Since September is Prostate Awareness Month, it’s a good time to focus on Prostate Cancer, which occurs in many men after age 50 or 60 years of age. Therefore, men, as well as their wives and/or partners, need to be well informed about prostate cancer, and do what they can in order to:
- decrease their risk of developing the condition, or delay its onset;
- know the signs and symptoms of possibly developing prostate cancer; and
- have the condition diagnosed early, when the chance of cure , or control, is greatest.
Prostate cancer occurs in more African American men in the U.S. than in any other racial or ethnic group, so they and their loved ones should begin focusing on early diagnosis and treatment of prostate cancer than other men.
About the Prostate Gland and Prostate Cancer:
Have you ever wondered what the prostate gland and Prostate Cancer are? The prostate is a walnut-sized part of the male reproductive system that’s located in front of the rectum and just below the bladder. Prostate cancer occurs when cells in the prostate gland don’t grow normally. Instead, they divide and make more cells than the body needs, thus forming a tumor. With cancer, cells from the tumor usually either spread to one or more nearby areas, or break off and spread to further away areas of the body. This last process is called metastasis, which is a serious form of cancer.
Key Screening Tests for Early Detection:
African American men above 40 years of age should have a digital rectal examination by their doctor every year and all other men after 50 years old. In addition, prostate cancer can often be found early by testing the amount of prostate-specific antigen or PSA in the blood. However, because PSA test results can have different meanings, it’s important that the meaning be discussed with one’s doctor in making a decision about how to proceed (See discussion of prostate cancer treatment below).
Key Risk Factors for Prostate Cancer:
- Being a man over 50 years old–40 years old for African-American men
- Being African-American
- History of father or brother having had prostate cancer
- Eating too many foods high in fat and red meat
- Not eating enough fruits and vegetables
Don’t believe the myth that an enlarged prostate means cancer. However, since some men with enlarged prostates may have cancer, it’s very important that all men above 50 years of age get screened on a regular basis.
Key Symptoms of Prostate Cancer and Enlarged Prostate, which are BOTH the same:
- Decreased or weak urination
- Frequent urination at night
- Inability to urinate at night
- Difficulty starting to urinate
- Pain or burning when urinating
- Painful ejaculation
- Difficulty in having an erection
- Blood in the semen (or possibly the urine)
- Pain in the lower back, hips or upper thighs
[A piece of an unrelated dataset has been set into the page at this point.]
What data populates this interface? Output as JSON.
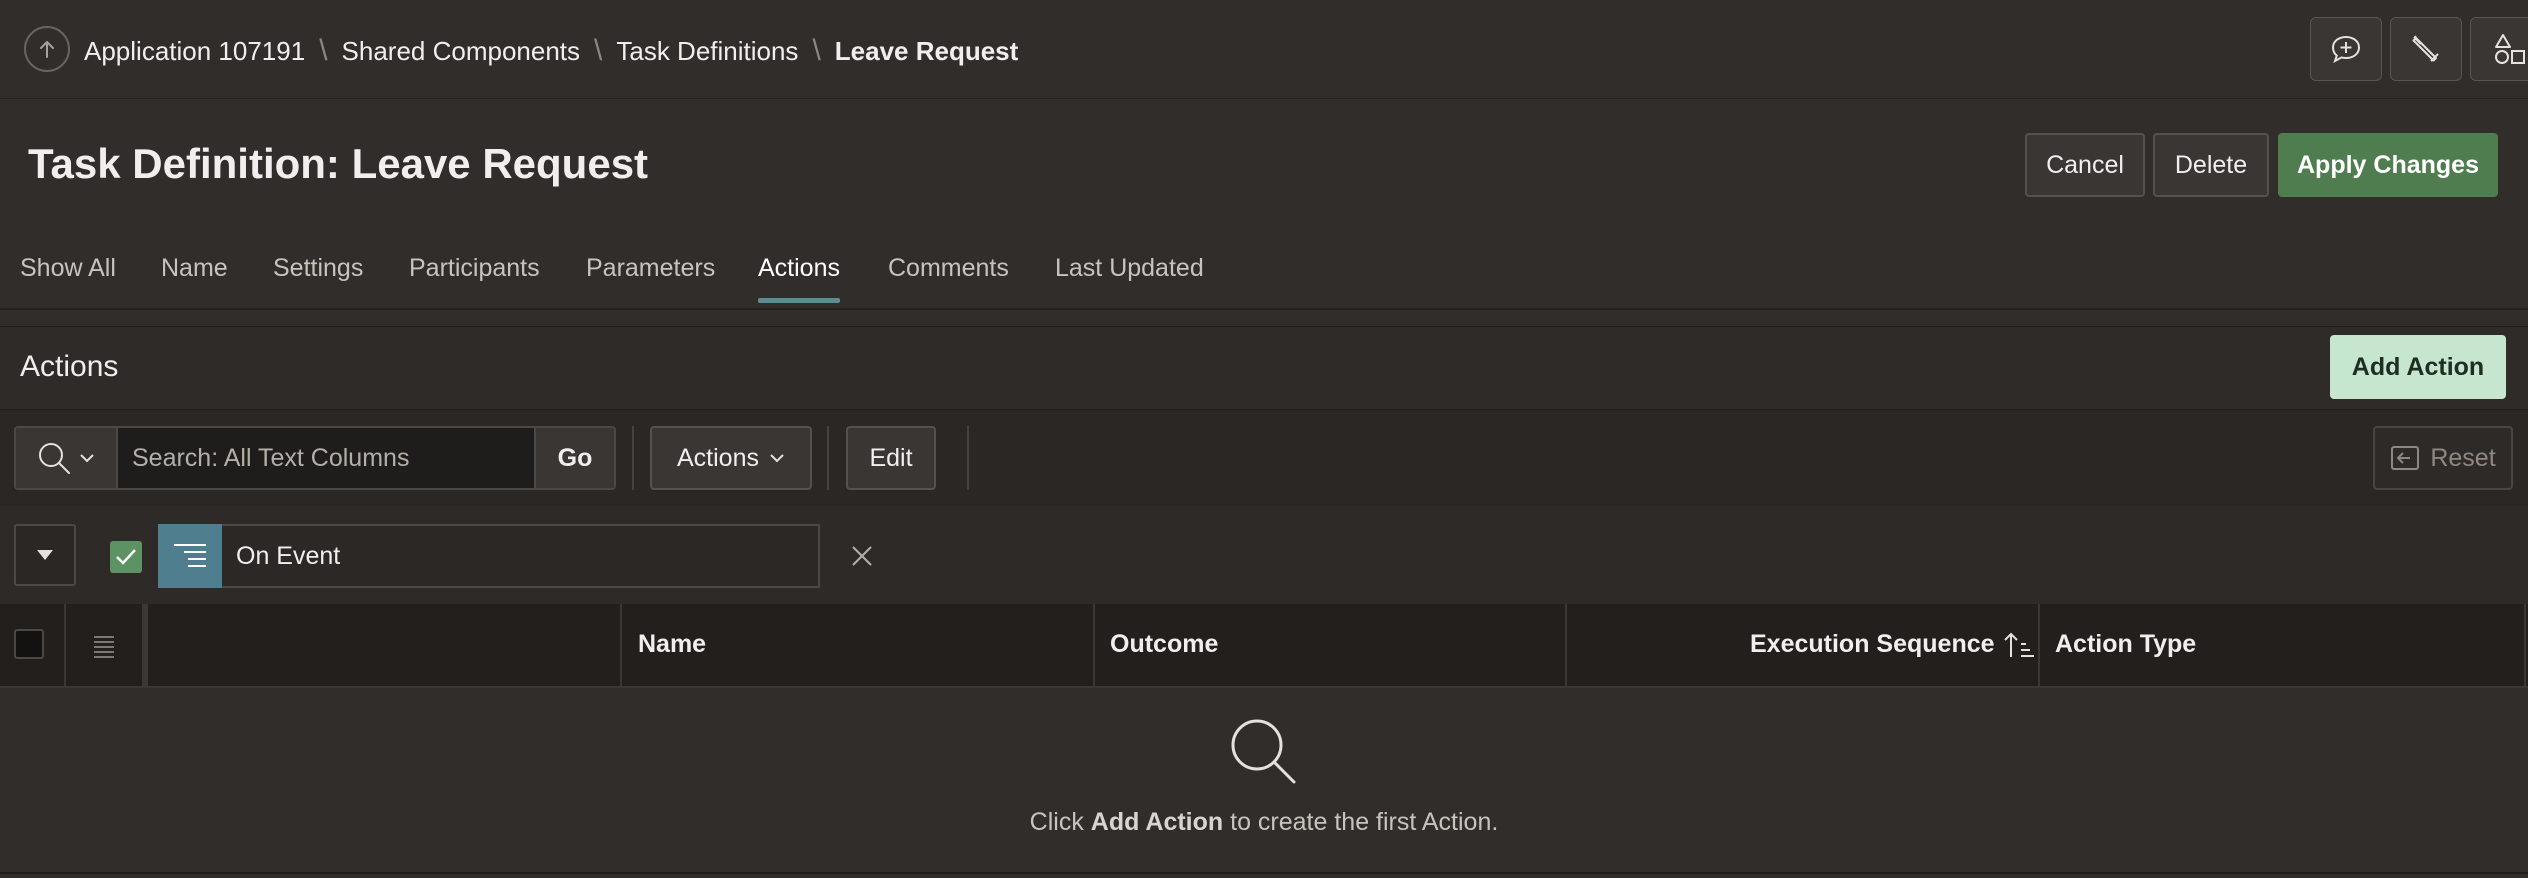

When a man has any of the warning signals above, he should see his doctor without delay because without a good examination, it’s impossible to know whether he has prostate enlargement, or prostate cancer. While prostate enlargement often causes bothersome signs and symptoms, it is treatable, whereas prostate cancer needs an early diagnosis for cure, and/or control.
Also, since urologists are doctors who specialize in diagnosing and treating prostate disease, in our opinion, that’s the best doctor to see.
Treatment Methods for Prostate Cancer:
Choices for treatment of prostate cancer should basically be decided on together by the affected man and his doctor. When prostate cancer has not spread, choices are generally among the following:
- Watchful waiting, but with a digital rectal examination, and PSA test being done on a regular basis, but no
treatment unless symptoms or signs develop that the tumor is growing
- Surgery — removal of the prostate
- Radiation therapy to remove the cancer cells
- Hormone therapy — with the man taking certain hormones to stop the cells from growing
Don’t Put It Off:
Man Up. Get Checked.
Remember the Health Power motto: Knowledge + Action = Power!®